As DynamoDB is a NoSQL database and is used with scalable applications, table data might grow exponentially. This might reduce data read and write throughput (the number of 1 KB read or write requests per second) if not managed efficiently. This management starts right from choosing the correct primary key and its parameters. Take a look at the following table:
As soon as the table is created, the table data is partitioned on the hash key attribute. What this means is that if the table has three partitions, then the first two items will go to the first partition, the third item will go to the second partition and the last item will go to the third partition. This partition is based purely on hash logic, which we are not going to discuss here.
In our library catalogue example, we are always looking for a certain book, with the assumption that the first thing that comes to our mind when identifying a book is its title. That is why we decided to set the
BookTitle attribute as the hash key. Another reason why we chose this specific attribute as the hash key is the assumption that most of the scan operations for the table will include the
DynamoDB does not allow duplication of the hash key (provided that the table does not have a range attribute), so if the primary key is a simple hash key, then we are enforcing that an entry cannot be made into the previous table with the same book title. But in a real-world scenario this is not the case. So we are in need of a range key attribute as well. The next decision to be taken is what should be made the range attribute. We will assume that the second attribute that comes to mind when identifying a book is the name of its author. Unlike the hash key attribute, range key attributes are ordered (also grouped on the hash key attribute). Here also we are enforcing upon DynamoDB that the same author will never write a book on the same title.
Take a look at the following table (which is incorrect and is shown only to understand the concept):
But this might fail in several cases because the later editions of the book might have been authored by the same author. In this case, the second item insertion will simply overwrite the first item because the primary key is duplicated. As a solution, at this point in time I'd recommend you to concatenate the
Author attribute along with the
Edition attribute separated by
# (or any other acceptable delimiter). So the table will look as follows:
String range key attribute
Author#Edition. Even if some of the items don't have the edition included in the range key attribute, it will not create any trouble at the DynamoDB end (but we have to take care from the application programming front).
There are a few things to be kept in mind before choosing the correct hash and range attributes:
Since the table is partitioned based on the hash key attribute, do not choose repeating attributes that will have only single-digit (very few) unique values. For example, the
Languageattribute of our table has only three identical values. Choosing this attribute will eat up a lot of throughput.
Give the most restricted data type. For example, if we decide to make some number attributes as primary key attributes, then (even though
Stringcan also store numbers) we must use the
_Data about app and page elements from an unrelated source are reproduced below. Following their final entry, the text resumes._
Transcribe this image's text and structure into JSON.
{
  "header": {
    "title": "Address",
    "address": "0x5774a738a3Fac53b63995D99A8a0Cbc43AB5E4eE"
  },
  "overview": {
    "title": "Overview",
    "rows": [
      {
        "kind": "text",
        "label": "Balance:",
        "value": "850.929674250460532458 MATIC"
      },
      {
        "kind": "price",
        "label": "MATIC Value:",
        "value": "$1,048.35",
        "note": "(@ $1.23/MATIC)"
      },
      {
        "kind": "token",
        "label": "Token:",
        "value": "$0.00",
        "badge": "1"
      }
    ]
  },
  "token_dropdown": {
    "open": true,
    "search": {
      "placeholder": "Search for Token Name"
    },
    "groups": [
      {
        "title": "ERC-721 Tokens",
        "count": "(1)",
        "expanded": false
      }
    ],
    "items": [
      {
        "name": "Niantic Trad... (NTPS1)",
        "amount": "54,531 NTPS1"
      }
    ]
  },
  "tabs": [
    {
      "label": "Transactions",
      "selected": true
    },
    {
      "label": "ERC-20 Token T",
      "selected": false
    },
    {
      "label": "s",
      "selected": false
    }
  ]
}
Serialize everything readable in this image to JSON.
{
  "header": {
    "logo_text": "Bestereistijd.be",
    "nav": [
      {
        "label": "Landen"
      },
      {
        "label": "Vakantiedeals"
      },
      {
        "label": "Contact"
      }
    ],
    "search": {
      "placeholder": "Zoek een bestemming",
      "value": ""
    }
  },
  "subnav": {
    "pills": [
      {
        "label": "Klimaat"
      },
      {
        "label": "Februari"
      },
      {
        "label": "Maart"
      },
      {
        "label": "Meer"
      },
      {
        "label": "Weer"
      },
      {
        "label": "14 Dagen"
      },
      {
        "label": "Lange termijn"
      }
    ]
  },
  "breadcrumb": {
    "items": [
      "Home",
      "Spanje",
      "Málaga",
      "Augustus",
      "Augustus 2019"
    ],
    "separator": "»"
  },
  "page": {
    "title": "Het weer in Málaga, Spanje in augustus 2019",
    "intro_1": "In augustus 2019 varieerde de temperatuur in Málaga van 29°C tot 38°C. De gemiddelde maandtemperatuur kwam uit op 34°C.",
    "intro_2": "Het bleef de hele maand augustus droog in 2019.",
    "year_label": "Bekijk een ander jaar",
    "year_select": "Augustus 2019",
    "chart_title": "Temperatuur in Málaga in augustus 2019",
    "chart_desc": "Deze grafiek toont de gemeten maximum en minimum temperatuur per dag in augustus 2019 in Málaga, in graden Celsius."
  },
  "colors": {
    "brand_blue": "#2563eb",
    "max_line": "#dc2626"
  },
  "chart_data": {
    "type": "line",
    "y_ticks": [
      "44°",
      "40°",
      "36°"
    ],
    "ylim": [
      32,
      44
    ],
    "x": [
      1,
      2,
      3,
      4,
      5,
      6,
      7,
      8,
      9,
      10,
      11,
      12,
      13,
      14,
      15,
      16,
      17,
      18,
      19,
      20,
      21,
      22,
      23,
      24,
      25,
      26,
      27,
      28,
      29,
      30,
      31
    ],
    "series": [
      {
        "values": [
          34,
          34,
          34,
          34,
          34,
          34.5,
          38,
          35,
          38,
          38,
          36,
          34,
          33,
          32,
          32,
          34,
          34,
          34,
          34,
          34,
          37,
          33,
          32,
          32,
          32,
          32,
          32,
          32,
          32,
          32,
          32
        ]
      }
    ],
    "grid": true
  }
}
Numberdata type only, because the hash and ordering logic will differ for each data type. Other advantages will be discussed in Chapter 5, Query and Scan Operations in DynamoDB, while discussing query and scan.
Do not put too many attributes or too lengthy attributes (using delimiter as discussed formerly) into the primary key attributes, because it becomes mandatory that every item must have these attributes and all the attributes will become part of the query operation, which is inefficient.
Make the attribute to be ordered as the range key attribute.
Make the attribute to be grouped (or partitioned) as the hash key attribute.